Russian Foreign Minister Sergei Lavrov on Monday said there were still significant points of disagreement with Japan standing in the way of a push to sign a peace deal to end a decades-old territorial dispute.
Lavrov, speaking to newsmen in Moscow after talks with Japan’s Foreign Minister Taro Kono, said it was hard to expect progress in peace talks without Japan first recognising Moscow’s sovereignty over disputed island territories.
Russia and Japan have been in dispute for seven decades over islands known in Russia as the Southern Kuriles and in Japan as the Northern Territories.
Russia has rejected Japan’s assertion that it was ready to loosen its grip on the Kuril Islands, dashing hopes that the two countries might be close to resolving a decades-long territorial dispute over the Pacific archipelago.
Russia and Japan have a shared interest in resolving the Kurils problem, which prevents conclusion of a peace treaty formally ending the second World War and has acted as a brake on bilateral economic and political co-operation.
Russia wants to tap Japanese investment in energy and technology, and Japan hankers after greater access to Siberian oil and gas resources.
Putin has called for an amicable settlement that would see Russia sign a peace treaty with Japan, and then talk about the possible return of two of the four disputed islands, including Shikotan and Habomai.
Terms for such an accord were set out in a Soviet-Japanese declaration in 1956 that fell apart after the U.S. stationed troops in Japan the following decade.
Abe has invested a large amount of political capital in ending what Japan sees as a Russian occupation of the Kurils, and has been talking up the prospects for his forthcoming meeting with Putin.

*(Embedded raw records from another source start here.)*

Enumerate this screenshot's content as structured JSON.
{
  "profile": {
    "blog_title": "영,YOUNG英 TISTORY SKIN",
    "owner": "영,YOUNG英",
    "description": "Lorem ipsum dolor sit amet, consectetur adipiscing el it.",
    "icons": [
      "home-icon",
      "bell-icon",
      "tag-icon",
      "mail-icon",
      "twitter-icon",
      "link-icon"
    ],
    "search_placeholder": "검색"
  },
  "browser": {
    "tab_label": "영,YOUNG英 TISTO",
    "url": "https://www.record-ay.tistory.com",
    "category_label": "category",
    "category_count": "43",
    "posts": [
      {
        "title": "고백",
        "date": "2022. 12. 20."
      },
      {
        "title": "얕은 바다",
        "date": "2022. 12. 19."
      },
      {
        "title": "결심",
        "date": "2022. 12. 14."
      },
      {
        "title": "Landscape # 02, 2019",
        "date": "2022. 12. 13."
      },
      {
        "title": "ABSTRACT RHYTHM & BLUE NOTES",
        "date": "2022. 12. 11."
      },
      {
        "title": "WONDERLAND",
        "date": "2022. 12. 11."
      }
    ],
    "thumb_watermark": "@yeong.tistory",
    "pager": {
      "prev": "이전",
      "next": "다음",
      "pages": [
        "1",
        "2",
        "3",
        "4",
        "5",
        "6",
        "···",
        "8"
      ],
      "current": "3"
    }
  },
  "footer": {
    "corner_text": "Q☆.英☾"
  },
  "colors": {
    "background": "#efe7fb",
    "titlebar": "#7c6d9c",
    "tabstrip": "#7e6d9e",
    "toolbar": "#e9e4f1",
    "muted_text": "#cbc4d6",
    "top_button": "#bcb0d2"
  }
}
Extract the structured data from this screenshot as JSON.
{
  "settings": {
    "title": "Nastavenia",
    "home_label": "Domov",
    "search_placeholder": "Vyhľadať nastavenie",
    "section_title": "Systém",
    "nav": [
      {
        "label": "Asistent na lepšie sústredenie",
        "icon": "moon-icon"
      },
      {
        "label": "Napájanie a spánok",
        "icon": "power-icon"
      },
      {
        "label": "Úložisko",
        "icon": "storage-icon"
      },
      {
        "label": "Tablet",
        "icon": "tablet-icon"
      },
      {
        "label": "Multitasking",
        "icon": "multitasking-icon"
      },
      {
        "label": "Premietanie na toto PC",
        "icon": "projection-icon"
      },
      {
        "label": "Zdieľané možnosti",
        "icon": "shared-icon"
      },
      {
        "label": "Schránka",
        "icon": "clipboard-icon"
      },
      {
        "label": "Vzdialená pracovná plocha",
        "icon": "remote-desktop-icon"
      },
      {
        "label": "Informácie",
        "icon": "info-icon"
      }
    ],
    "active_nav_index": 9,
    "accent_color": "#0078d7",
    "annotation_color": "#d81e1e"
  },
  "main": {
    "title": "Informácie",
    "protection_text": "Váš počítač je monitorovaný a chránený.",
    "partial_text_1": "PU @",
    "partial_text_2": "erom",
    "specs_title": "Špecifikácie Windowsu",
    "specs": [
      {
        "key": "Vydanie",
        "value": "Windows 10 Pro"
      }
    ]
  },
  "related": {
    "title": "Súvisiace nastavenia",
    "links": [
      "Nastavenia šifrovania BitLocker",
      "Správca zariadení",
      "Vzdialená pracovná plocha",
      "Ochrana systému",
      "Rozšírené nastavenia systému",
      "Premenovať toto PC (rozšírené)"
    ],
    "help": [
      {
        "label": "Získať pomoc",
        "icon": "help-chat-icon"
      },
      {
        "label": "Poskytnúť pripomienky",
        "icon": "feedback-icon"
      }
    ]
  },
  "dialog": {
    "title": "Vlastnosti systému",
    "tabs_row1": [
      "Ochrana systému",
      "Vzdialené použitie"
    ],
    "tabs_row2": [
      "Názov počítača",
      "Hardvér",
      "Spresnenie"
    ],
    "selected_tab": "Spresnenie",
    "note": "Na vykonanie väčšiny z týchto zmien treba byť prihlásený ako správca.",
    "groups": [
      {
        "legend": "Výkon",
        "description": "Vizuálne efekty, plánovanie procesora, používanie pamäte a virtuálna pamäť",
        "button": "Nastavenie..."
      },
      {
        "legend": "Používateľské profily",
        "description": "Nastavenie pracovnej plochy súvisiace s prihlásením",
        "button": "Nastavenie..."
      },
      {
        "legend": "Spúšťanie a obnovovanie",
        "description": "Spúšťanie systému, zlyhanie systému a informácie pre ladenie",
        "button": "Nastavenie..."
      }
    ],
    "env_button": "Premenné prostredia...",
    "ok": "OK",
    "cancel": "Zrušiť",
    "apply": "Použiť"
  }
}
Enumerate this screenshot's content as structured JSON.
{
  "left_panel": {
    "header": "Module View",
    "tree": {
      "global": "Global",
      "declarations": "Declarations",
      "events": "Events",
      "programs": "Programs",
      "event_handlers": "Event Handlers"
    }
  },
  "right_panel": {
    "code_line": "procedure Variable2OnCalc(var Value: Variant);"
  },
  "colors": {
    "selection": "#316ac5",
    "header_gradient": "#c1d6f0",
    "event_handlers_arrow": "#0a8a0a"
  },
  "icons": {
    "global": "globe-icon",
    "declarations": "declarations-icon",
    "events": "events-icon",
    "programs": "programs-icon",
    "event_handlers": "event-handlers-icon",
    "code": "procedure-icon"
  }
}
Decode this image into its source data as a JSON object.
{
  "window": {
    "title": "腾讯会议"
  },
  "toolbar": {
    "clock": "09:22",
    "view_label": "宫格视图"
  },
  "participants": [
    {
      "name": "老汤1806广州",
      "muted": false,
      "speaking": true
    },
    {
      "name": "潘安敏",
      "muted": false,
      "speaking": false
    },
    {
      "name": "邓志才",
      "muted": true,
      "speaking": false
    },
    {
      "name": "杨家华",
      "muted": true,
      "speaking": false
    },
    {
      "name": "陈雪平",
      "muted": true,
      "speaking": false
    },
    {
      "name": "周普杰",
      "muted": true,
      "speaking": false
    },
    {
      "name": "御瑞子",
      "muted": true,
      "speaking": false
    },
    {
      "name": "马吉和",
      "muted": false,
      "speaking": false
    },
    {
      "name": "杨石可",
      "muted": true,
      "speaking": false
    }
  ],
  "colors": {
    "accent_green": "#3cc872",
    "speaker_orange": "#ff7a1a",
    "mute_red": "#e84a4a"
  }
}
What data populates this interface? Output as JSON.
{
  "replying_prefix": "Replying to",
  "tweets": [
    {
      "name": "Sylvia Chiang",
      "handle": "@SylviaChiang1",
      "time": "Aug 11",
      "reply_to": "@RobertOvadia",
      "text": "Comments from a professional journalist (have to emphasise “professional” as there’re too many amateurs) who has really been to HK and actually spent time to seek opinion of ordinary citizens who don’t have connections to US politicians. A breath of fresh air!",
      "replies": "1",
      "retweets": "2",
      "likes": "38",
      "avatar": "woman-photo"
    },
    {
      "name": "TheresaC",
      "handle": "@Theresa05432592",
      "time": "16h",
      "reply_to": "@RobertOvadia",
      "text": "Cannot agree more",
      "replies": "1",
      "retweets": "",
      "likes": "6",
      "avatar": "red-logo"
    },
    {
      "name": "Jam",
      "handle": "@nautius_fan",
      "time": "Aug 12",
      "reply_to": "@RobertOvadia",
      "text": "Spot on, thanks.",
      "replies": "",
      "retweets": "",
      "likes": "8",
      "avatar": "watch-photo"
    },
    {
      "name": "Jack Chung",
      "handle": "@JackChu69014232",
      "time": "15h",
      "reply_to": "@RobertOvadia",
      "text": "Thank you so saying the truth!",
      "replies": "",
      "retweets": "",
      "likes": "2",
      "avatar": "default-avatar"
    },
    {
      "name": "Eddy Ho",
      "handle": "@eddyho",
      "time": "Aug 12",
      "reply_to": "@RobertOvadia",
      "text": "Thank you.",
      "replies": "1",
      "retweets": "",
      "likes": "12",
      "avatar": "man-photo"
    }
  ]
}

In televised remarks over the New Year holidays the Japanese leader asserted that 2019 would see a breakthrough in negotiations and that residents of the disputed islands should prepare for a change of ownership. (Reuters/NAN)